Contrast Review – PC/Steam
Unique stylized presentation, conceptually brilliant game design, and great music.
Very short game with lots of unanswered questions. No reason to replay after finishing.
If you’ve been waiting for that one memorable indie game of 2013; a game that oozes with style and presentation; a game that can whisk you away to a 1920’s version of Paris (or whatever dreamlike European city this is supposed to be) then look no further than Compulsion Games new puzzle-platformer, Contrast.

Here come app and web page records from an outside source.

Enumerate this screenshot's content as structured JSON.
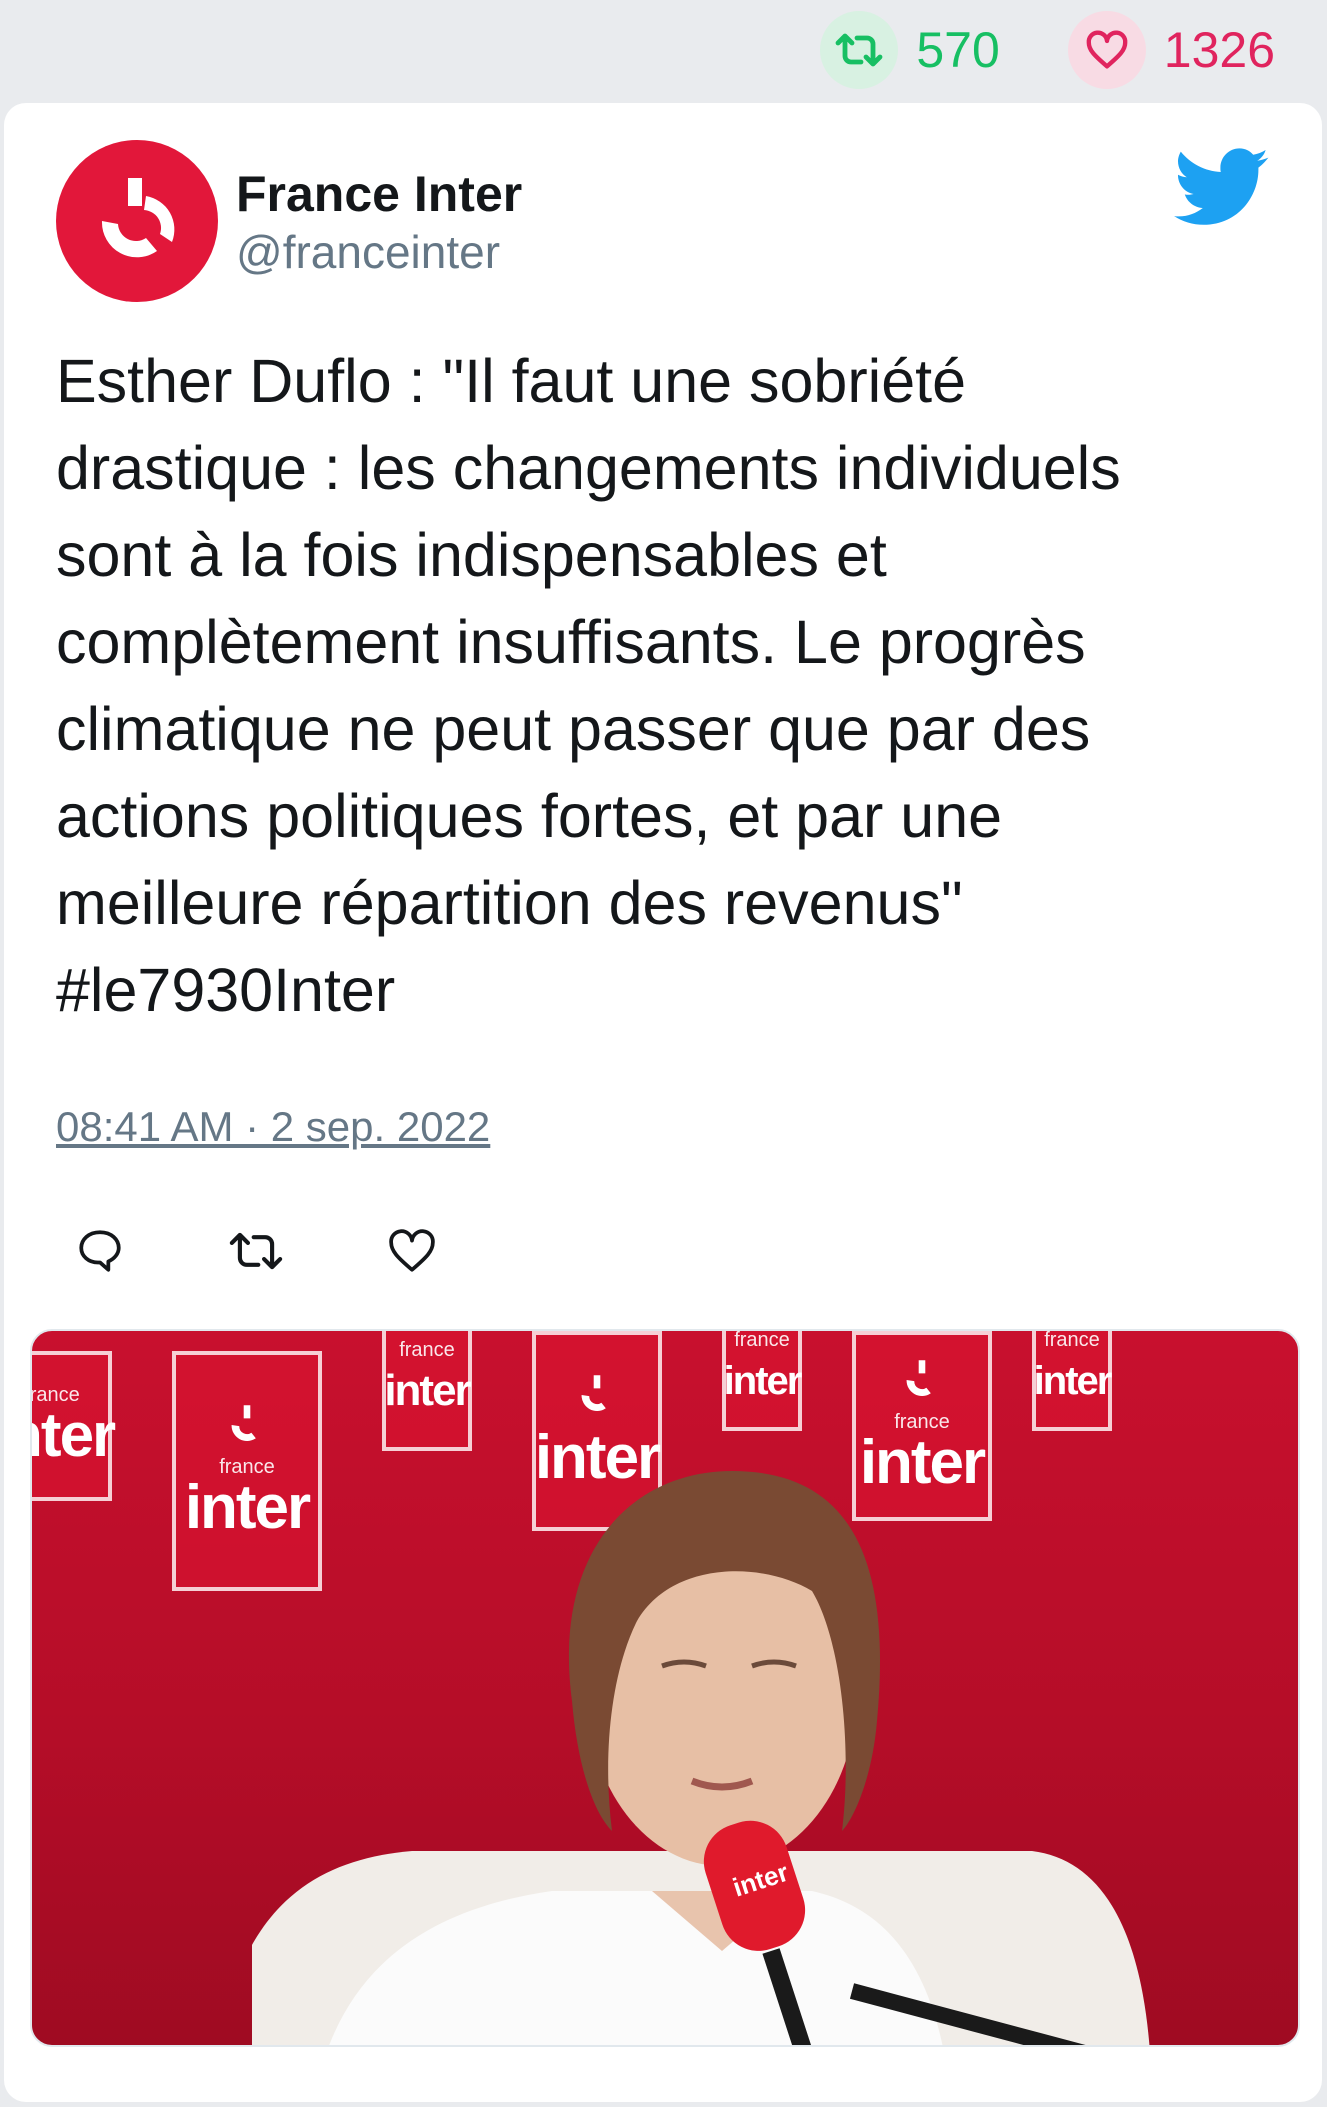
{
  "engagement": {
    "retweets": "570",
    "likes": "1326",
    "retweet_color": "#17bf63",
    "like_color": "#e0245e"
  },
  "author": {
    "name": "France Inter",
    "handle": "@franceinter",
    "avatar_color": "#e2173a"
  },
  "tweet": {
    "text": "Esther Duflo : \"Il faut une sobriété\ndrastique : les changements individuels\nsont à la fois indispensables et\ncomplètement insuffisants. Le progrès\nclimatique ne peut passer que par des\nactions politiques fortes, et par une\nmeilleure répartition des revenus\"\n#le7930Inter",
    "timestamp": "08:41 AM · 2 sep. 2022"
  },
  "actions": [
    "reply-icon",
    "retweet-icon",
    "heart-icon"
  ],
  "media": {
    "brand_small": "france",
    "brand_big": "inter",
    "mic_label": "inter",
    "background_color": "#c8102e"
  }
}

In Contrast you play as Dawn, the imaginary friend of young Didi, an imaginative and curious pre-teen whose mother is a buxom nightclub singer and father is a get-rich-quick con man looking for his next big score. Didi has no problems sneaking out at night to explore the city, which has gotten her mother in trouble with social services. The game is set in a fictional, almost gothic-like European city where streets will inexplicably crumble away into an bottomless chasm for no other reason than to create a puzzle to solve. Buildings exude a classic art deco architecture punctuated with Broadway style lighting creating a wholly unique film noir experience that, when combined with the exaggerated character designs could easily pass for a Tim Burton movie.
The first thing you’ll notice is that Dawn and Didi are the only physical beings in this universe. Everyone else in the game appears as shadows, which allows for some unique interactions and visually stunning moments of storytelling. Early on you’ll witness an argument between your mother and father as their shadows are cast, larger than life like a drive-in movie on the side of a building.
The core of Contrast is a series of puzzles that are entirely based on light and shadows. The main game is pure 3D but when Dawn is in a well-lit area she can snap to the wall and become a flat shadowy version of herself. This allows her to traverse a world within a world created from shadow and silhouette. Dawn and Didi can actually contribute to the creation of this other world by moving light sources and various objects in the physical world to change the size, shape, and position of the shadows being cast.
It’s an entirely original and quite stunning concept once you experience the first two or three puzzles and realize the potential. With its heavy emphasis on light and shadows I was often reminded of the 1998 PlayStation classic, Heart of Darkness, and in some of its more monochromatic moments, I even had flashbacks to Limbo. For the most part the puzzles are navigational, and the game throws in some cool moments where you have to quickly shift between shadow and reality to navigate dark patches, because without a light source Dawn will return to the physical world. There are some cool timing puzzles like jumping across the shadows of patio umbrellas before they snap shut or riding the rising shadow of a hotel elevator as it slides up the wall. One of the more challenging puzzles involves navigating the circling shadows of carousel horses as they rise and fall on the surrounding buildings.
The vaudevillian characters are few but surprisingly interesting with great voice acting and engaging animations, in a shadow-puppet kind of way. The dialogue is engaging and I love the various unanswered lines of conversation between Didi and Dawn, and everything those two overhear in their adventures. Being imaginary and a shadow provides for some great fly-on-the-wall moments, and you even get to star in your own shadow puppet storybook theater when you visit and try to repair a circus. I was extremely impressed with the music including a lounge singing act early in the game, and you can even get the soundtrack in MP3 format if you buy the collector’s edition on Steam.
Contrast is available on PC/Steam for $15 as well as the PlayStation 4, and is currently being offered for free for PlayStation Plus subscribers. I’ve played both versions, and while this is primarily a PC review I will say that the PS4 looks “almost” as good as the PC but suffers from some seriously annoying load times. It seemed that I was seeing this spinning piece of paper load indicator every 2-3 minutes on the console, whenever you entered a new area, whereas the PC was a nonstop uninterrupted adventure. There is also a Collector’s Edition for $20 that comes with the Original Soundtrack and a collection of artwork and a developer diary. The PC version is most definitely better when played with a controller, and if you don’t mind paying for it, the better experience technically speaking.
I was totally captivated and completely hooked after just the first 30 minutes of playing Contrast. I hadn’t been following the game’s development, so it was a complete and shocking surprise just how original and entertaining Contrast is from start to finish. I was a bit disappointed that the game does end so abruptly and so quickly. It’s only a 3-4 hour experience and leaves you with so many unanswered questions, but it is still an experience that is more about the journey than the destination, and one that everyone should share, and if you have a PS4 it’s free, so you have no excuse.